Edmilson Vila Nova welcoming students to the orientation. Edmilson is also a student.
The Brazillian Cohort of the Palmer Spanish MTS program. I'm trying to translate from Spanish to Portuguese!
Getting ready for the first day of orientation to the program!
Brazil Cohort students, professors and administrators.
A time of worship as we begin our day.
Coming Full Circle
I will never forget my first day. As I was driving very early on that Monday morning in the fog and mist of the West Virginia hills, I was excited and terrified at the same time. I had just finished college, started my first full-time student pastor job, got married, went on our honeymoon, moved to a new city and had officially begun “adulting”. When I arrived, I didn’t know what to expect. It was my first day at Eastern Baptist (now Palmer) Theological Seminary’s West Virginia Extension campus. I sat down at the table and put my name on the paper triangle in front of me and began the journey of a lifetime.
Fast forward twenty-one years later. With a stunning sense of Deja-vu, I walked into the room. The tables were set up the same way as all those years before. The coffee was on in the back and as people began to file into the room, I saw the same look on their faces. This time I was on the other side of the table on the other side of the world. I realized that I had come full-circle.
It happened last week in Campinas, Brazil, just a few hours drive north of São Paulo, which is the largest city in the Americas. We’re talking a number with 8 digits here (north of 12 million) in the city alone. I was there to join in on the orientation of Palmer Seminary’s Masters of Theological Studies group in Brazil. Ever since the then EBTS took a chance and began an M. Div. program in WV, the seminary has stayed on the innovative side of getting theological education to pastors and leaders. When the program began just over 25 years ago, it was the first of its kind. It was so new that they had to prove the program would work. Many of us took a gamble on the seminary and prayed that it would. In time, the program was accredited and now almost every seminary has a program like it.
The Masters of Theological Studies in Latina/o* Ministries has given Palmer yet another innovative opportunity by offering an MTS degree that is almost fully online and 100% in Spanish, which will serve pastors all throughout Iberoamerica (Latin America, Spain and Portugal) and the United States. In partnership with International Ministries and the American Baptist Home Mission Society, we are training pastors and leaders to make a bigger impact on their communities of faith and their cities for the Kingdom of God. For me, it is a joy to be a part of this program, first as a professor and now as the International Ministries administrator of the program for Latin America.
One of my dreams, from that first week when I sat at those tables as a student starting in 1996, was to move to the front of the room and become one of the professors. Now I have the opportunity of walking alongside Latin American pastors and leaders as they journey down this very familiar road. From Mexico City and Mexicali in Mexico; Los Angeles, Philadelphia and Florida in the US, and this year in Brazil and Bolivia, we will be training around 70 men and women to lead the church for years to come.

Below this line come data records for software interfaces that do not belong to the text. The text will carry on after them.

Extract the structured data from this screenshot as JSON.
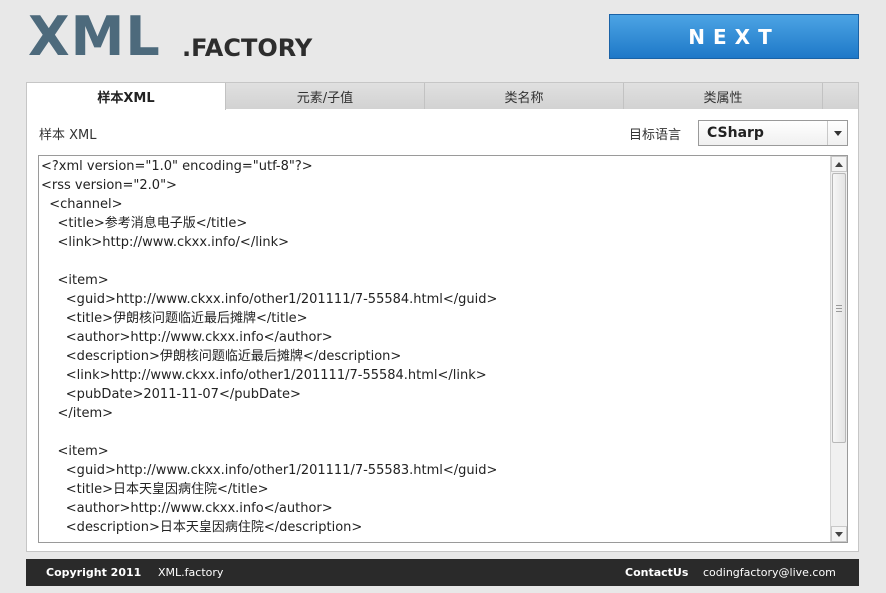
{
  "logo": {
    "main": "XML",
    "suffix": ".FACTORY"
  },
  "header": {
    "next_label": "NEXT"
  },
  "tabs": [
    {
      "label": "样本XML"
    },
    {
      "label": "元素/子值"
    },
    {
      "label": "类名称"
    },
    {
      "label": "类属性"
    }
  ],
  "panel": {
    "sample_label": "样本 XML",
    "language_label": "目标语言",
    "language_value": "CSharp"
  },
  "editor": {
    "lines": [
      "<?xml version=\"1.0\" encoding=\"utf-8\"?>",
      "<rss version=\"2.0\">",
      "  <channel>",
      "    <title>参考消息电子版</title>",
      "    <link>http://www.ckxx.info/</link>",
      "",
      "    <item>",
      "      <guid>http://www.ckxx.info/other1/201111/7-55584.html</guid>",
      "      <title>伊朗核问题临近最后摊牌</title>",
      "      <author>http://www.ckxx.info</author>",
      "      <description>伊朗核问题临近最后摊牌</description>",
      "      <link>http://www.ckxx.info/other1/201111/7-55584.html</link>",
      "      <pubDate>2011-11-07</pubDate>",
      "    </item>",
      "",
      "    <item>",
      "      <guid>http://www.ckxx.info/other1/201111/7-55583.html</guid>",
      "      <title>日本天皇因病住院</title>",
      "      <author>http://www.ckxx.info</author>",
      "      <description>日本天皇因病住院</description>"
    ]
  },
  "footer": {
    "copyright": "Copyright 2011",
    "brand": "XML.factory",
    "contact_label": "ContactUs",
    "email": "codingfactory@live.com"
  },
  "colors": {
    "logo_main": "#4d6a7c",
    "next_button": "#2a8ad6",
    "footer_bg": "#2a2a2a"
  }
}
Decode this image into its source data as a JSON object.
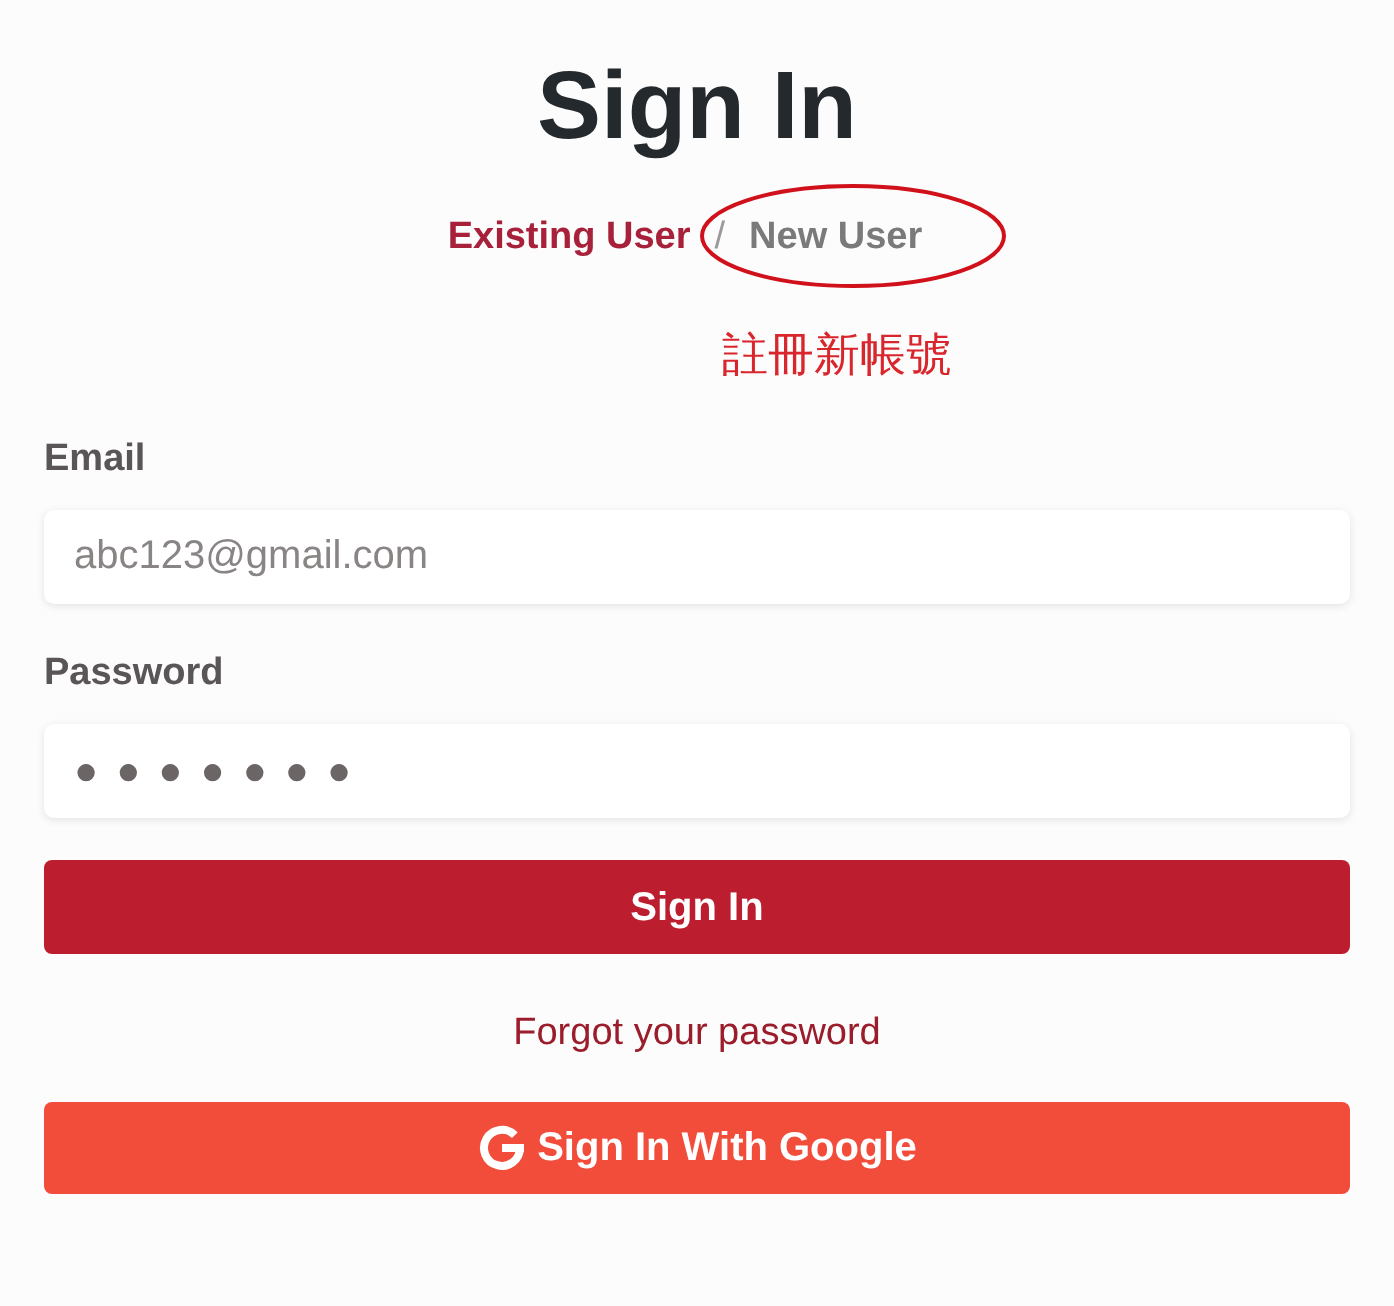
{
  "title": "Sign In",
  "tabs": [
    {
      "label": "Existing User",
      "selected": true
    },
    {
      "label": "New User",
      "selected": false
    }
  ],
  "tab_separator": "/",
  "annotation": {
    "text": "註冊新帳號"
  },
  "fields": [
    {
      "label": "Email",
      "kind": "text",
      "placeholder": "abc123@gmail.com"
    },
    {
      "label": "Password",
      "kind": "password",
      "value": "●●●●●●●"
    }
  ],
  "sign_in_button": {
    "label": "Sign In"
  },
  "forgot_link": "Forgot your password",
  "google_button": {
    "label": "Sign In With Google"
  }
}
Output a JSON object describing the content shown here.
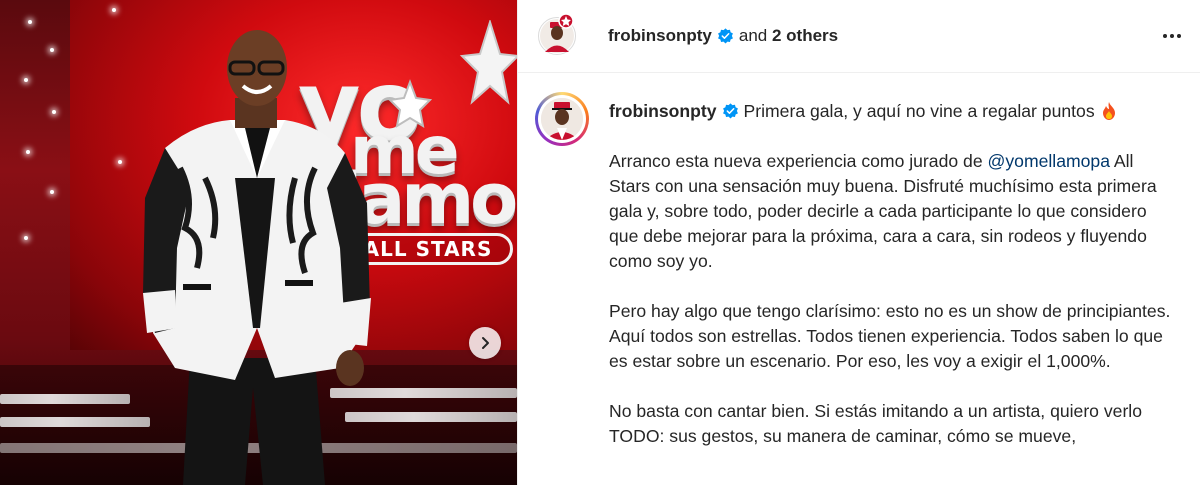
{
  "post": {
    "media": {
      "logo_lines": [
        "yo",
        "me",
        "llamo"
      ],
      "logo_badge": "ALL STARS",
      "next_icon": "chevron-right-icon"
    },
    "header": {
      "username": "frobinsonpty",
      "and_text": "and",
      "others_text": "2 others",
      "more_icon": "more-horizontal-icon"
    },
    "caption": {
      "username": "frobinsonpty",
      "first_line": "Primera gala, y aquí no vine a regalar puntos",
      "p1_before": "Arranco esta nueva experiencia como jurado de ",
      "p1_mention": "@yomellamopa",
      "p1_after": " All Stars con una sensación muy buena. Disfruté muchísimo esta primera gala y, sobre todo, poder decirle a cada participante lo que considero que debe mejorar para la próxima, cara a cara, sin rodeos y fluyendo como soy yo.",
      "p2": "Pero hay algo que tengo clarísimo: esto no es un show de principiantes. Aquí todos son estrellas. Todos tienen experiencia. Todos saben lo que es estar sobre un escenario. Por eso, les voy a exigir el 1,000%.",
      "p3": "No basta con cantar bien. Si estás imitando a un artista, quiero verlo TODO: sus gestos, su manera de caminar, cómo se mueve,"
    },
    "colors": {
      "verified": "#0095f6",
      "mention": "#00376b",
      "text": "#262626"
    }
  }
}
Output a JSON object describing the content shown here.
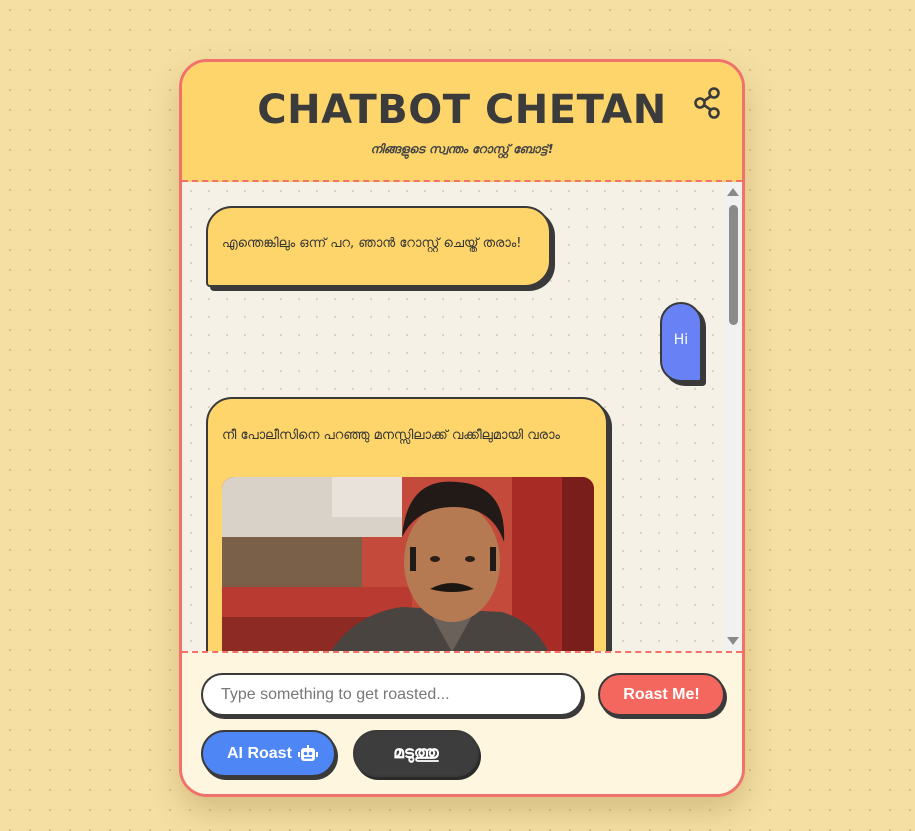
{
  "header": {
    "title": "Chatbot Chetan",
    "subtitle": "നിങ്ങളുടെ സ്വന്തം റോസ്റ്റ് ബോട്ട്!"
  },
  "messages": [
    {
      "sender": "bot",
      "text": "എന്തെങ്കിലും ഒന്ന് പറ, ഞാൻ റോസ്റ്റ് ചെയ്ത് തരാം!"
    },
    {
      "sender": "user",
      "text": "Hi"
    },
    {
      "sender": "bot",
      "text": "നീ പോലീസിനെ പറഞ്ഞു മനസ്സിലാക്ക് വക്കീലുമായി വരാം",
      "has_image": true
    }
  ],
  "input": {
    "placeholder": "Type something to get roasted...",
    "value": ""
  },
  "buttons": {
    "roast": "Roast Me!",
    "ai_roast": "AI Roast",
    "bored": "മടുത്തു"
  },
  "icons": {
    "share": "share-icon",
    "robot": "robot-icon"
  },
  "colors": {
    "accent": "#f0726a",
    "header_bg": "#fdd56b",
    "user_bubble": "#6882f5",
    "roast_button": "#f4675e",
    "ai_button": "#4e86f5",
    "bored_button": "#3d3d3d"
  }
}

This program gives me a new sense of hope. It is a hope for the future that is rooted in seeing how God is using this program to change lives of pastors and leaders in the short-run, but in the long-run I see the hope of a glorious future for the Kingdom of God, His church in Latin America and around the world.
May it be so and may God get all the glory and praise and may this world be changed by the power of the Gospel of Jesus Christ.
*Latina/o represents the how the word is expressed up for both women (Latina) and men (Latino) in Spanish and our desire to include them in this program.